“Some of the big routers, when you add all the pieces, these are very powerful routers handling tens of millions of phone calls and billions of transactions. They’re probably 1,000 or more times the capacity than even existed five years ago,” he says.
But Huawei cut its prices by 25 to 50 percent in some cases, working its way into the market by appealing to service providers who are struggling financially to compete. Advanced 400G routers have only been available from Huawei and other companies for a couple of years, but IDC estimates that Huawei has sold over $500 million worth of 400G and previous-generation 100G backbone routers in the past three years. The company announced 53 contracts in the last half of 2013 for its 400G routers, including one in Spain.
“I think the pricing helped Huawei get in the door in many of these markets like Latin America, where Huawei was nowhere seven or eight years ago,” Chander says. “[Service providers] said, ‘We have no choice, it’s so cheap, we can’t afford not to look at it.’ They’ve created beachheads in many of these markets.”
One of the company’s biggest coups in the west occurred in 2005 when British Telecom signed a £10 billion multi-year deal with Huawei for optical equipment and routers, a purchase that shocked parliamentarians when they learned about the done-deal.
Chander says that British Telecom didn’t buy Huawei core backbone routers but did use the Chinese company’s other equipment on the broadband network used by residential and some government customers. But this doesn’t preclude the equipment from also being used on the private networks that corporate clients lease for their traffic.
“You can use the same [equipment] to switch internet and private traffic,” he notes. “Years ago you’d have separate, dedicated hardware and software for the private part. But with cloud services and regulation, and because it’s so expensive to maintain this equipment, [some companies] decide to consolidate these networks.”
It’s unclear how much of an inroad the NSA has made into exploiting Huawei routers and networking equipment, but the agency may have bigger problems in a few years as the market for networking equipment shifts to software-based techniques.
Chander says the NSA contacted him about five months ago to have him brief some of its employees by phone about the move to so-called software-defined networks. The concept was developed at Stanford University and UC Berkeley. At its core is the idea that the systems that decide where traffic should go can be separated from the systems that actually transmit it to its destination, removing some of the functionality from hardware that does the latter job by replacing it with software applications that can communicate across platforms regardless of which company made the hardware.
Software-defined networks will open the development of software networking solutions to hundreds of other companies and independent developers to build applications and services that communicate with hardware made by Cisco, Juniper and other companies, much the way thousands of app developers currently create differing programs to run on Apple devices today.
Chander says this move will be good for innovation but bad for spying because, he says, “the NSA will have less control over it.”
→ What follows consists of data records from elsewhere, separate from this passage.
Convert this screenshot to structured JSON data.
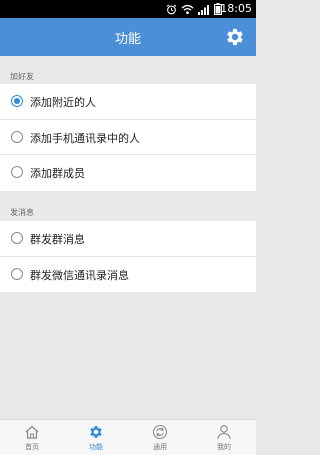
{
  "status_bar": {
    "time": "18:05",
    "icons": [
      "alarm-icon",
      "wifi-icon",
      "signal-icon",
      "battery-icon"
    ]
  },
  "header": {
    "title": "功能",
    "settings_icon": "gear-icon",
    "background_color": "#4c8fd9"
  },
  "sections": [
    {
      "header": "加好友",
      "items": [
        {
          "label": "添加附近的人",
          "selected": true
        },
        {
          "label": "添加手机通讯录中的人",
          "selected": false
        },
        {
          "label": "添加群成员",
          "selected": false
        }
      ]
    },
    {
      "header": "发消息",
      "items": [
        {
          "label": "群发群消息",
          "selected": false
        },
        {
          "label": "群发微信通讯录消息",
          "selected": false
        }
      ]
    }
  ],
  "tab_bar": {
    "active_index": 1,
    "active_color": "#2d8bd9",
    "tabs": [
      {
        "label": "首页",
        "icon": "home-icon"
      },
      {
        "label": "功能",
        "icon": "gear-icon"
      },
      {
        "label": "通用",
        "icon": "sync-icon"
      },
      {
        "label": "我的",
        "icon": "person-icon"
      }
    ]
  }
}
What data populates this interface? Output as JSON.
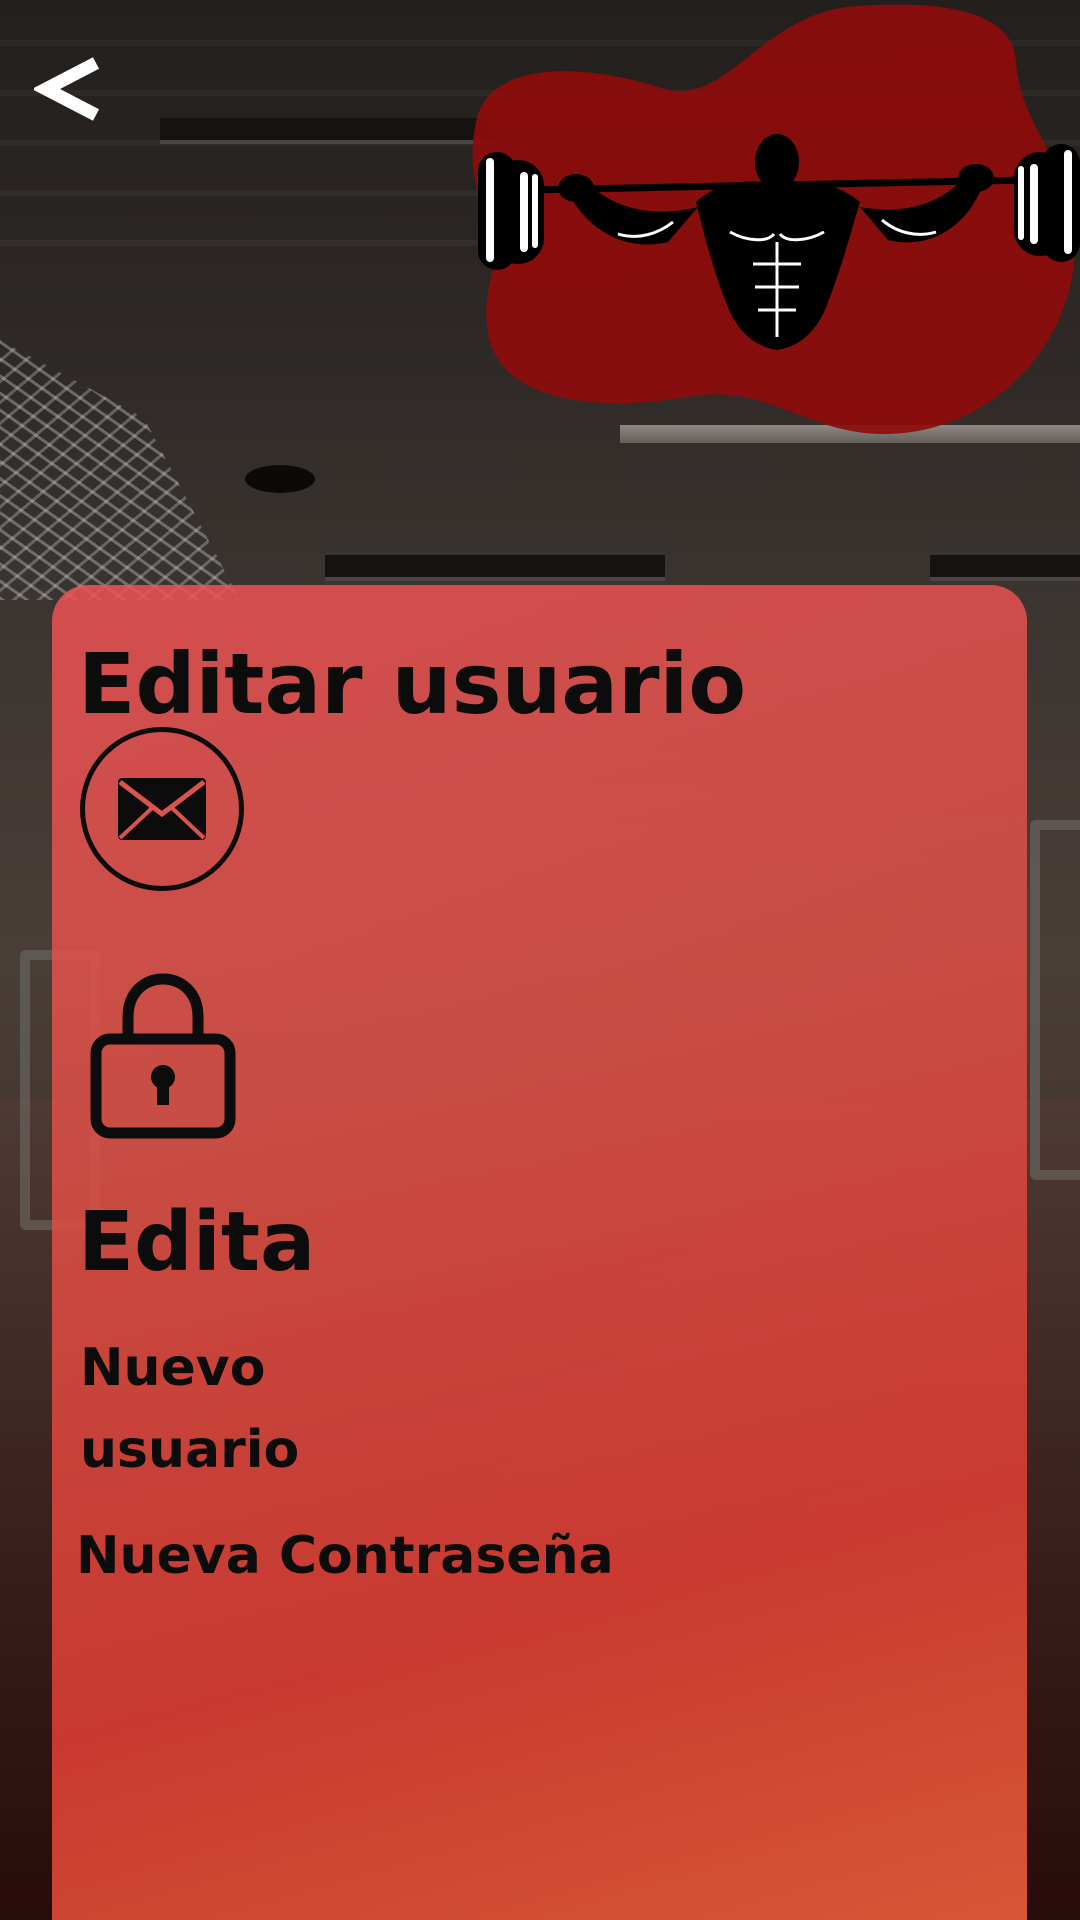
{
  "header": {
    "back_label": "<"
  },
  "logo": {
    "icon": "weightlifter-barbell-logo",
    "blob_color": "#8f0c0c"
  },
  "card": {
    "title": "Editar usuario",
    "email_icon": "envelope-icon",
    "lock_icon": "padlock-icon",
    "section_title": "Edita",
    "fields": {
      "new_user_label": "Nuevo usuario",
      "new_password_label": "Nueva Contraseña"
    }
  },
  "colors": {
    "accent": "#e0463f",
    "text": "#0c0c0c"
  }
}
“The traditional way of getting into networks has been somewhat easy, because with Cisco, Juniper, Alcatel-Lucent and Huawei, those are defined equipment and tech, and those are only four companies to worry about,” he says. “Now you will have millions of developers over the next few years, as you open up the networking world to [development]. There could be literally thousands of products [the NSA will] have to manage and figure out how to break into.”
Chander was never told who was on the call for his phone briefing with the NSA last year but says “they were very interested in what I saw [happening] in the market. You read between the lines.”